        • it is possible to call A with parameters of type `(AnyRef, Seq[AnyRef])` thanks to tuple conversion, `Tuple2[AnyRef, Seq[AnyRef]]` conforms to `AnyRef`. So B is as specific as A.

        Since both are as specific as the other, the reference to `f` is ambiguous.

        Show
        Lukas Rytz added a comment - Replying to [comment:6 dcsobral] : > Replying to [comment:5 rytz] : > > > > If you pass a single parameter then both methods are applicable, and the compiler tries to find out which one is more specific. It will find that none of the two is more specific than the other, both are applicable to parameters of types of the other (once via tuple conversion). see spec for `more specific`. > > I assume that's a conversion into a Tuple1? Why would such a conversion be even considered, given that the type matches? Sorry, let me try again. object t { def f(x: AnyRef) = 1 // A def f(x: AnyRef, xs: AnyRef*) = 2 // B } if you call `f("foo")`, both A and B are applicable. Which one is more specific? it is possible to call B with parameters of type `(AnyRef)`, so A is as specific as B. it is possible to call A with parameters of type `(AnyRef, Seq [AnyRef] )` thanks to tuple conversion, `Tuple2[AnyRef, Seq [AnyRef] ]` conforms to `AnyRef`. So B is as specific as A. Since both are as specific as the other, the reference to `f` is ambiguous.
        Hide
        Daniel Sobral added a comment -

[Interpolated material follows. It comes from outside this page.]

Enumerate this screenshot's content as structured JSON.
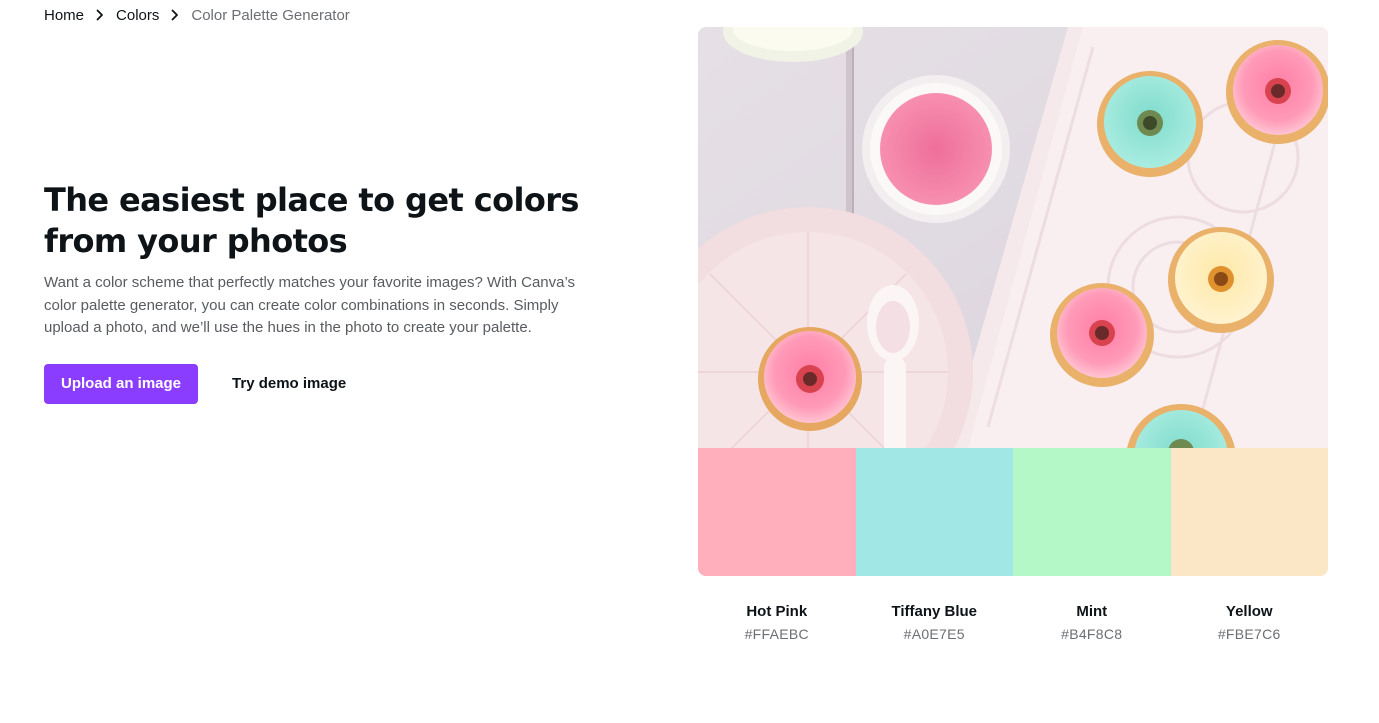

        Ok, it makes perfect sense now. If you don't mind, I'll reproduce your explanation on Stack Overflow, on a question related to this.

        It is unfortunate, however, that this causes an interoperability problem with Java.

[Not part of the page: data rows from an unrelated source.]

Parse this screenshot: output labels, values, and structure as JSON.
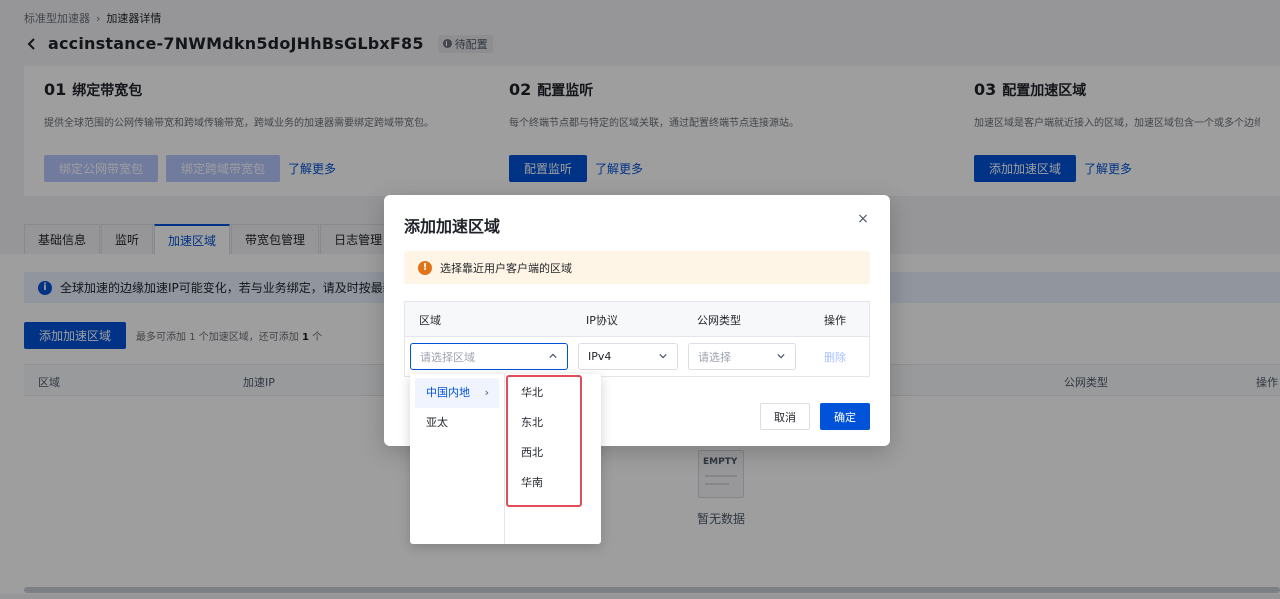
{
  "breadcrumb": {
    "parent": "标准型加速器",
    "current": "加速器详情"
  },
  "header": {
    "title": "accinstance-7NWMdkn5doJHhBsGLbxF85",
    "status": "待配置"
  },
  "steps": [
    {
      "num": "01",
      "title": "绑定带宽包",
      "desc": "提供全球范围的公网传输带宽和跨域传输带宽，跨域业务的加速器需要绑定跨域带宽包。",
      "buttons": [
        "绑定公网带宽包",
        "绑定跨域带宽包"
      ],
      "link": "了解更多"
    },
    {
      "num": "02",
      "title": "配置监听",
      "desc": "每个终端节点都与特定的区域关联，通过配置终端节点连接源站。",
      "buttons": [
        "配置监听"
      ],
      "link": "了解更多"
    },
    {
      "num": "03",
      "title": "配置加速区域",
      "desc": "加速区域是客户端就近接入的区域，加速区域包含一个或多个边缘接入点",
      "buttons": [
        "添加加速区域"
      ],
      "link": "了解更多"
    }
  ],
  "tabs": [
    "基础信息",
    "监听",
    "加速区域",
    "带宽包管理",
    "日志管理"
  ],
  "notice": "全球加速的边缘加速IP可能变化，若与业务绑定，请及时按最新IP进行更新。",
  "add_button": "添加加速区域",
  "hint_prefix": "最多可添加 1 个加速区域，还可添加",
  "hint_count": "1",
  "hint_suffix": "个",
  "table_headers": {
    "region": "区域",
    "ip": "加速IP",
    "net_type": "公网类型",
    "op": "操作"
  },
  "empty": {
    "tag": "EMPTY",
    "text": "暂无数据"
  },
  "modal": {
    "title": "添加加速区域",
    "warning": "选择靠近用户客户端的区域",
    "headers": {
      "region": "区域",
      "ip": "IP协议",
      "net": "公网类型",
      "op": "操作"
    },
    "region_placeholder": "请选择区域",
    "ip_value": "IPv4",
    "net_placeholder": "请选择",
    "delete": "删除",
    "cancel": "取消",
    "ok": "确定"
  },
  "cascader": {
    "level1": [
      "中国内地",
      "亚太"
    ],
    "level2": [
      "华北",
      "东北",
      "西北",
      "华南"
    ]
  },
  "colors": {
    "primary": "#0052d9",
    "highlight": "#e34d59",
    "warning": "#e37318"
  }
}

        Show
        Daniel Sobral added a comment - Ok, it makes perfect sense now. If you don't mind, I'll reproduce your explanation on Stack Overflow, on a question related to this. It is unfortunate, however, that this causes an interoperability problem with Java.
        Hide
        Daniel Sobral added a comment -
        Show
        Daniel Sobral added a comment - http://stackoverflow.com/questions/3313929/how-do-i-disambiguate-in-scala-between-methods-with-vararg-and-without Another case of interoperability problem has shown up. May I suggest this be added to the FAQ?
        Hide
        bethard added a comment -

        Here's another instance of this problem:

        http://stackoverflow.com/questions/13358705/force-single-argument-in-scala-varargs

        +1 on adding something to the FAQ.

        Show
        bethard added a comment - Here's another instance of this problem: http://stackoverflow.com/questions/13358705/force-single-argument-in-scala-varargs +1 on adding something to the FAQ.

          People

          • Assignee:
            Unassigned
            Reporter:
            Daniel Sobral
            TracCC:
            Aaron Novstrup
          • Votes:
            0 Vote for this issue
            Watchers:
            5 Start watching this issue

            Dates

            • Created:
              Updated:
              Resolved:

              Development